    SearchHealthIT (@searchhealthit) comments on a case where doctors, faced with limited guidance from the literature, turned to their own electronic records to guide patient therapy. At SearchHealthIT blog

    This case proves that — used judiciously — the data stored in EHR systems can be more than just a paper-saving technology; they can save lives. It gives CIOs tasked with implementing EHRs and building data warehouses a human face to attach to all the seemingly soulless bits and bytes.
    View All Here

    Great Book Review From Selena

    Book Review:
    Free from Hepatitis C
    by Lucinda Porter, RN

    I finished reading her book over the weekend and I highly recommend it to people living with Hepatitis C and their caregivers. Ms. Porter's book reads like a warm and caring pep talk.

    Read The Complete Review Here

    PloS One -Accelerating The Publication Of Peer-Reviewed Science

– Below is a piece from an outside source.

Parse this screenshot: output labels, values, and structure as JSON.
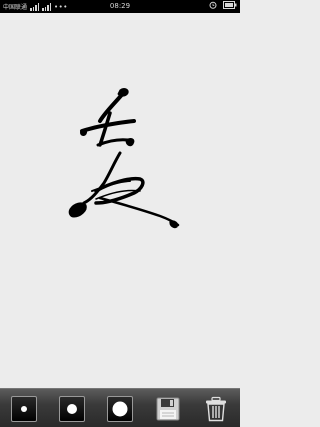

    Individual happiness is a fundamental societal metric. Normally measured through self-report, happiness has often been indirectly characterized and overshadowed by more readily quantifiable economic indicators such as gross domestic product. Here, we examine expressions made on the online, global microblog and social networking service Twitter, uncovering and explaining temporal variations in happiness and information levels over timescales ranging from hours to years. Our data set comprises over 46 billion words contained in nearly 4.6 billion expressions posted over a 33 month span by over 63 million unique users. In measuring happiness, we construct a tunable, real-time, remote-sensing, and non-invasive, text-based hedonometer. In building our metric, made available with this paper, we conducted a survey to obtain happiness evaluations of over 10,000 individual words, representing a tenfold size improvement over similar existing word sets. Rather than being ad hoc, our word list is chosen solely by frequency of usage, and we show how a highly robust and tunable metric can be constructed and defended.

    Check It Out Here

    The PLoS Blogs Network

    Diverse perspectives on science and medicine

    Body Politic
    MIT SciWrite
    Obesity Panacea
    PLoS Podcast
    Speakeasy Science
    Speaking of Medicine
    Take as Directed
    The Gleaming Retort
    The Guest Blog
    The Language of Bad Physics
    The Official PLoS Blog
    The Panic Virus
    The Student Blog
    This May Hurt a Bit
    Tooth and Claw
    Work In Progress

    Sorry, for some reason blogger will not link to these blogs, please click here instead.

    No comments:

    Post a Comment